--- DATA IN THIS EXERCISE ---

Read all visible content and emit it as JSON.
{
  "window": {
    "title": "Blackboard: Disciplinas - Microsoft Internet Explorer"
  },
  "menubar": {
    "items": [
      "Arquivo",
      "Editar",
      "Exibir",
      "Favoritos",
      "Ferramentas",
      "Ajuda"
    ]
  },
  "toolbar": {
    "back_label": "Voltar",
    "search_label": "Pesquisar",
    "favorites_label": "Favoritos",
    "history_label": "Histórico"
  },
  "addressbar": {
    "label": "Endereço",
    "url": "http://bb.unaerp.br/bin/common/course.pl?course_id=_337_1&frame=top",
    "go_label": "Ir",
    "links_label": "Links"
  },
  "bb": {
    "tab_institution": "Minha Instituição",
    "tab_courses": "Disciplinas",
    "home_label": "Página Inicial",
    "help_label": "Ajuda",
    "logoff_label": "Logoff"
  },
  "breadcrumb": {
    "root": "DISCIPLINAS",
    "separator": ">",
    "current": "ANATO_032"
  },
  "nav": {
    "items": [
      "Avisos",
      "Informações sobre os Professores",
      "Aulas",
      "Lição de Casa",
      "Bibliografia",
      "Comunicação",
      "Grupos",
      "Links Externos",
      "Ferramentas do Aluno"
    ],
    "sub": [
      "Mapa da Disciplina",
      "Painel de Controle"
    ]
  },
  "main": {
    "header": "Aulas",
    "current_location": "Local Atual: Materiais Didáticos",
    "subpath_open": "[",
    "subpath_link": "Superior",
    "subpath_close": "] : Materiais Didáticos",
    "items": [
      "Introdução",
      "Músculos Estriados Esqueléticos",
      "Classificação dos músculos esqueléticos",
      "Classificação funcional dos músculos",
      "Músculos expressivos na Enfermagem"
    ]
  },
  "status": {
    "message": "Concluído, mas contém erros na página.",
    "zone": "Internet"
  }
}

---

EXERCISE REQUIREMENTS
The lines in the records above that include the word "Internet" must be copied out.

WRITTEN ANSWER
    "title": "Blackboard: Disciplinas - Microsoft Internet Explorer"
    "zone": "Internet"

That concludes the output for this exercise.